[[ MATERIAL SUPPLIED open ]]

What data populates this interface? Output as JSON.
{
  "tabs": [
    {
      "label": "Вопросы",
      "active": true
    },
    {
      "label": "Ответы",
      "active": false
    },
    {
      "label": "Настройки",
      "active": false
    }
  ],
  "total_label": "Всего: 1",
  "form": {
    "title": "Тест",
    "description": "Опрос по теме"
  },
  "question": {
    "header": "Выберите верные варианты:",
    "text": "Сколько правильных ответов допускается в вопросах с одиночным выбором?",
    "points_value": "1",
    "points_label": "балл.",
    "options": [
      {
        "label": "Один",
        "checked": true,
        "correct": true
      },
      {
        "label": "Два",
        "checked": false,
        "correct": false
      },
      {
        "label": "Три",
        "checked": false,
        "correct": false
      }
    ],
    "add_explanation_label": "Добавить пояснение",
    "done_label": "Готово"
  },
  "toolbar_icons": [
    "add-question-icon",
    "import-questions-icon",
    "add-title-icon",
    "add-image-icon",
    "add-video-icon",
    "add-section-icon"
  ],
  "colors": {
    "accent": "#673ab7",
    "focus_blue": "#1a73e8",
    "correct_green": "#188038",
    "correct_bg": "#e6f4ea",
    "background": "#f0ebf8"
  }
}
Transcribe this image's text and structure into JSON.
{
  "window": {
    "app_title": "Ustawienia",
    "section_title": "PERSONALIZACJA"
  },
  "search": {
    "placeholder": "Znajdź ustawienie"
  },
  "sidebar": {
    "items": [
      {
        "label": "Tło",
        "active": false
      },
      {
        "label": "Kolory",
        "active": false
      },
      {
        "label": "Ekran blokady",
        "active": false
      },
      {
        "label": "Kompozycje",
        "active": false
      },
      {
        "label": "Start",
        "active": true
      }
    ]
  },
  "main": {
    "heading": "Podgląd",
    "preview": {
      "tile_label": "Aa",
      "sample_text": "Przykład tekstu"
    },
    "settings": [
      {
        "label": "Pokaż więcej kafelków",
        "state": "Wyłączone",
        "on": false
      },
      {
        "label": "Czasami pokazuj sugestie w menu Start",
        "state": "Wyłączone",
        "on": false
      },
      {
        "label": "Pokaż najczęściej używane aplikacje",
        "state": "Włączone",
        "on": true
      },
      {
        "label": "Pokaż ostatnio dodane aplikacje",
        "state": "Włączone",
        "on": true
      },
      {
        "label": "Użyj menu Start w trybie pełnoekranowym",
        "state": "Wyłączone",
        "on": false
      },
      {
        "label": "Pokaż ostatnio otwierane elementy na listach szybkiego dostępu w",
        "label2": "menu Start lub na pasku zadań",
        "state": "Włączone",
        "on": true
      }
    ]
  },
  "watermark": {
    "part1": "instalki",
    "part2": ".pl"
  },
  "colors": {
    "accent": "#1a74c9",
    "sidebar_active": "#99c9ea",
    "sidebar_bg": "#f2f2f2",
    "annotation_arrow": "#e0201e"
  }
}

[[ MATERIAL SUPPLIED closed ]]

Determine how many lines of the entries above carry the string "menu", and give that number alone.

3